**Exercise:** Extract every line from the records below that contains the word "city".

App and web page records:
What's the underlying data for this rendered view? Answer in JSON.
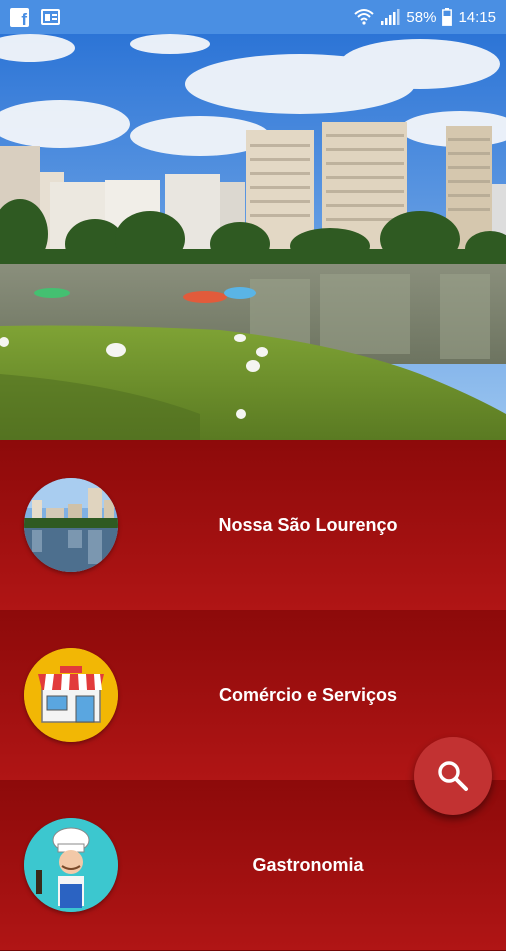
{
  "status_bar": {
    "battery": "58%",
    "time": "14:15",
    "left_icons": [
      "facebook-icon",
      "news-icon"
    ],
    "right_icons": [
      "wifi-icon",
      "signal-icon",
      "battery-icon"
    ]
  },
  "hero": {
    "image": "lake-city-skyline-with-geese"
  },
  "menu": {
    "items": [
      {
        "label": "Nossa São Lourenço",
        "icon": "city-lake-thumbnail"
      },
      {
        "label": "Comércio e Serviços",
        "icon": "shop-icon"
      },
      {
        "label": "Gastronomia",
        "icon": "chef-icon"
      }
    ]
  },
  "fab": {
    "icon": "search-icon"
  },
  "colors": {
    "status_bar": "#4a8fe3",
    "primary": "#a00f0f",
    "fab": "#c23232",
    "text": "#ffffff"
  }
}
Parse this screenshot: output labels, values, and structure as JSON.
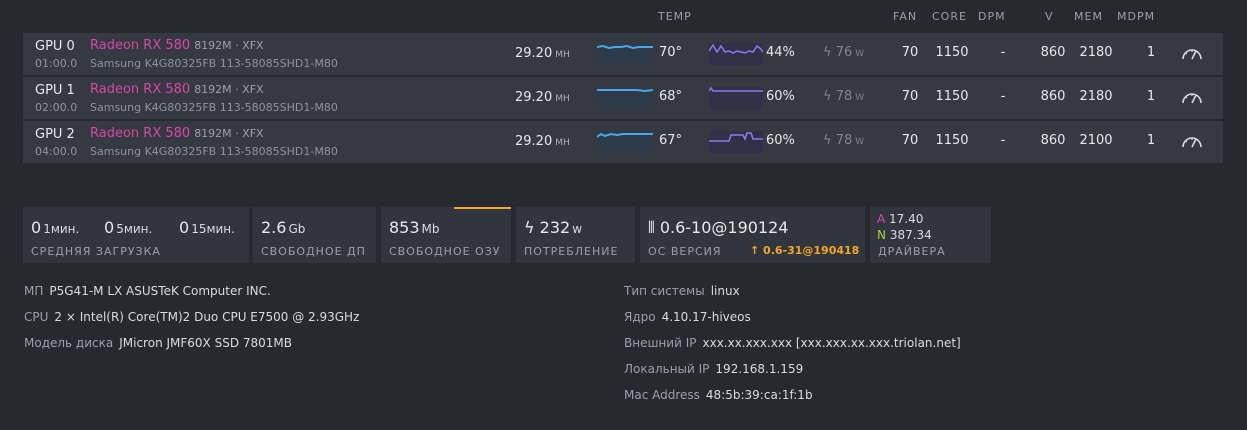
{
  "headers": {
    "temp": "TEMP",
    "fan": "FAN",
    "core": "CORE",
    "dpm": "DPM",
    "v": "V",
    "mem": "MEM",
    "mdpm": "MDPM"
  },
  "gpus": [
    {
      "id": "GPU 0",
      "bus": "01:00.0",
      "model": "Radeon RX 580",
      "memory": "8192M · XFX",
      "chip": "Samsung K4G80325FB 113-58085SHD1-M80",
      "hashrate": "29.20",
      "hash_unit": "MH",
      "temp": "70°",
      "fan_pct": "44%",
      "power": "76",
      "power_unit": "W",
      "fan": "70",
      "core": "1150",
      "dpm": "-",
      "v": "860",
      "mem": "2180",
      "mdpm": "1"
    },
    {
      "id": "GPU 1",
      "bus": "02:00.0",
      "model": "Radeon RX 580",
      "memory": "8192M · XFX",
      "chip": "Samsung K4G80325FB 113-58085SHD1-M80",
      "hashrate": "29.20",
      "hash_unit": "MH",
      "temp": "68°",
      "fan_pct": "60%",
      "power": "78",
      "power_unit": "W",
      "fan": "70",
      "core": "1150",
      "dpm": "-",
      "v": "860",
      "mem": "2180",
      "mdpm": "1"
    },
    {
      "id": "GPU 2",
      "bus": "04:00.0",
      "model": "Radeon RX 580",
      "memory": "8192M · XFX",
      "chip": "Samsung K4G80325FB 113-58085SHD1-M80",
      "hashrate": "29.20",
      "hash_unit": "MH",
      "temp": "67°",
      "fan_pct": "60%",
      "power": "78",
      "power_unit": "W",
      "fan": "70",
      "core": "1150",
      "dpm": "-",
      "v": "860",
      "mem": "2100",
      "mdpm": "1"
    }
  ],
  "stats": {
    "load": {
      "v1": "0",
      "u1": "1мин.",
      "v5": "0",
      "u5": "5мин.",
      "v15": "0",
      "u15": "15мин.",
      "label": "СРЕДНЯЯ ЗАГРУЗКА"
    },
    "disk": {
      "value": "2.6",
      "unit": "Gb",
      "label": "СВОБОДНОЕ ДП"
    },
    "ram": {
      "value": "853",
      "unit": "Mb",
      "label": "СВОБОДНОЕ ОЗУ"
    },
    "power": {
      "value": "232",
      "unit": "w",
      "label": "ПОТРЕБЛЕНИЕ"
    },
    "os": {
      "value": "0.6-10@190124",
      "update": "0.6-31@190418",
      "label": "ОС ВЕРСИЯ"
    },
    "drivers": {
      "a_key": "A",
      "a_val": "17.40",
      "n_key": "N",
      "n_val": "387.34",
      "label": "ДРАЙВЕРА"
    }
  },
  "info_left": [
    {
      "k": "МП",
      "v": "P5G41-M LX ASUSTeK Computer INC."
    },
    {
      "k": "CPU",
      "v": "2 × Intel(R) Core(TM)2 Duo CPU E7500 @ 2.93GHz"
    },
    {
      "k": "Модель диска",
      "v": "JMicron JMF60X SSD 7801MB"
    }
  ],
  "info_right": [
    {
      "k": "Тип системы",
      "v": "linux"
    },
    {
      "k": "Ядро",
      "v": "4.10.17-hiveos"
    },
    {
      "k": "Внешний IP",
      "v": "xxx.xx.xxx.xxx [xxx.xxx.xx.xxx.triolan.net]"
    },
    {
      "k": "Локальный IP",
      "v": "192.168.1.159"
    },
    {
      "k": "Mac Address",
      "v": "48:5b:39:ca:1f:1b"
    }
  ],
  "colors": {
    "accent_pink": "#d946a8",
    "accent_orange": "#f5a623",
    "temp_line": "#4da6e8",
    "fan_line": "#8a7cf0",
    "drv_a": "#d946a8",
    "drv_n": "#a6d23a"
  }
}
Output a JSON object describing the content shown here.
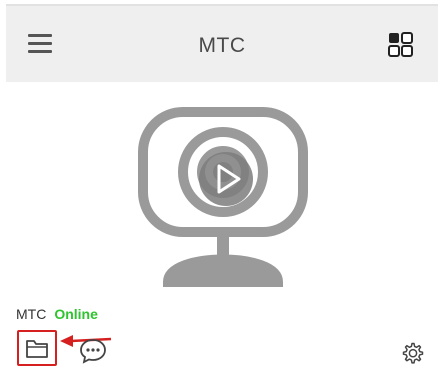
{
  "header": {
    "title": "MTC",
    "menu_icon": "hamburger-menu-icon",
    "grid_icon": "grid-view-icon"
  },
  "video": {
    "placeholder_icon": "webcam-icon",
    "play_icon": "play-icon"
  },
  "device": {
    "name": "MTC",
    "status": "Online",
    "status_color": "#2fc42f"
  },
  "toolbar": {
    "files_icon": "folder-icon",
    "chat_icon": "chat-bubble-icon",
    "settings_icon": "gear-icon",
    "highlight_color": "#d62020"
  }
}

**Answer section:**
    "image": "lake-city-skyline-with-geese"
        "icon": "city-lake-thumbnail"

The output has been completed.